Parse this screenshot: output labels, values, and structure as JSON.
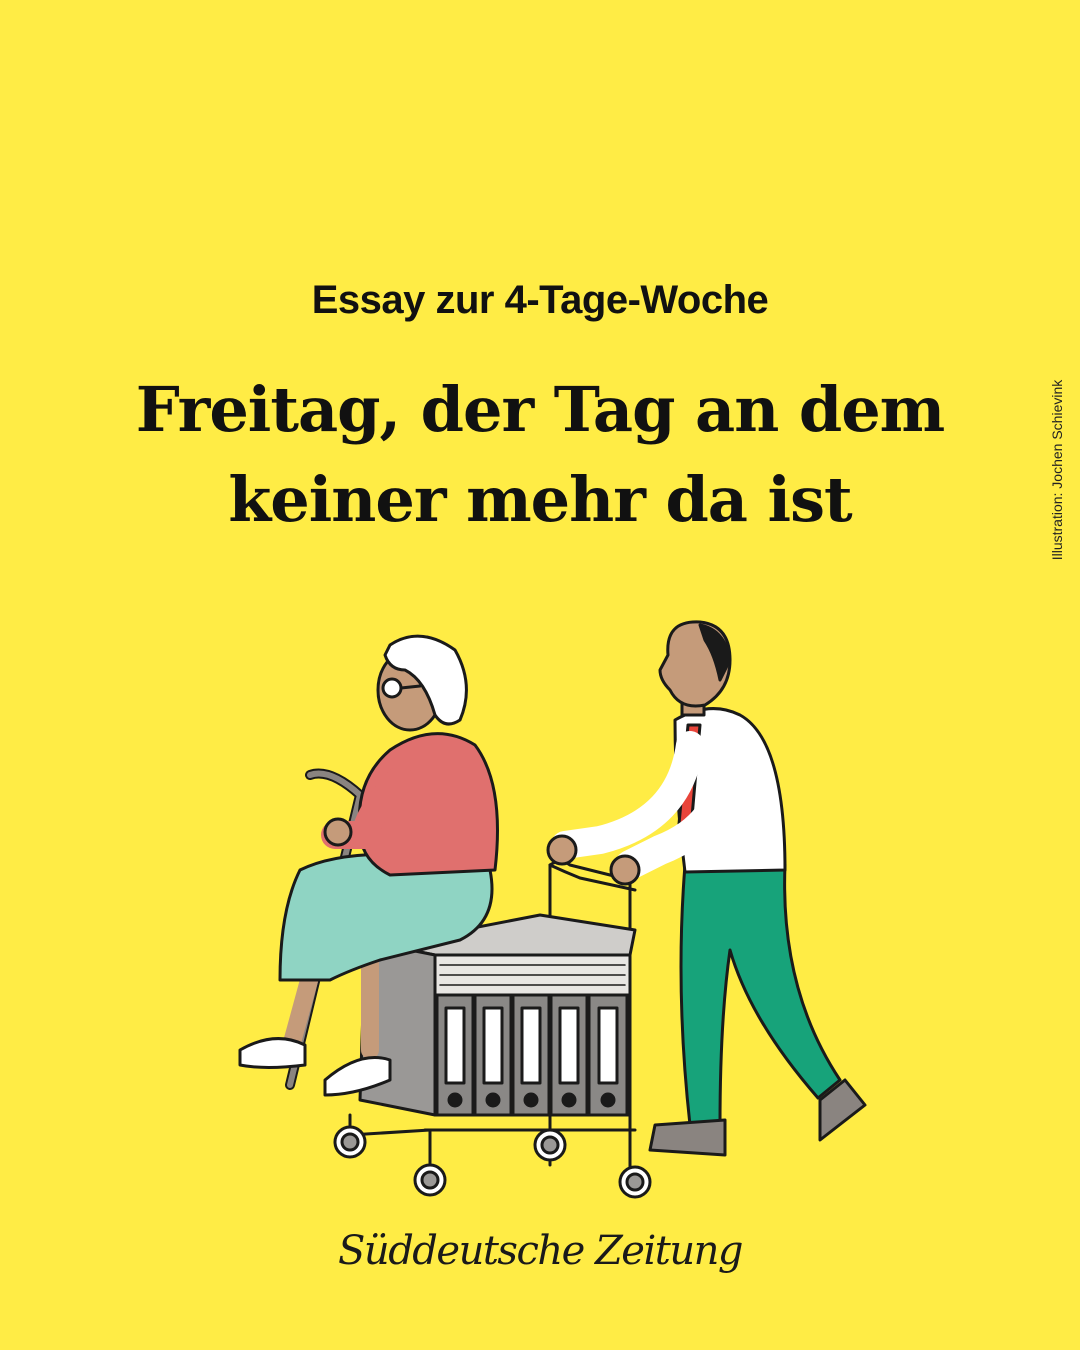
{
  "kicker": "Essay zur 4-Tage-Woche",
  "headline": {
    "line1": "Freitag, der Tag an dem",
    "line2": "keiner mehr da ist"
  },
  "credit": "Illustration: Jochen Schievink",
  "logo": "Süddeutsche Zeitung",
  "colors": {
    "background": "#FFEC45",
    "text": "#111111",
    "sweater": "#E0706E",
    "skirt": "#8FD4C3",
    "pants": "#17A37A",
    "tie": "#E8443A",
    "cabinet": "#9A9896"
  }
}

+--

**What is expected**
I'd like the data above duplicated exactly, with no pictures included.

**Response area**
Parse this screenshot: output labels, values, and structure as JSON.
{
  "kicker": "Essay zur 4-Tage-Woche",
  "headline": {
    "line1": "Freitag, der Tag an dem",
    "line2": "keiner mehr da ist"
  },
  "credit": "Illustration: Jochen Schievink",
  "logo": "Süddeutsche Zeitung",
  "colors": {
    "background": "#FFEC45",
    "text": "#111111",
    "sweater": "#E0706E",
    "skirt": "#8FD4C3",
    "pants": "#17A37A",
    "tie": "#E8443A",
    "cabinet": "#9A9896"
  }
}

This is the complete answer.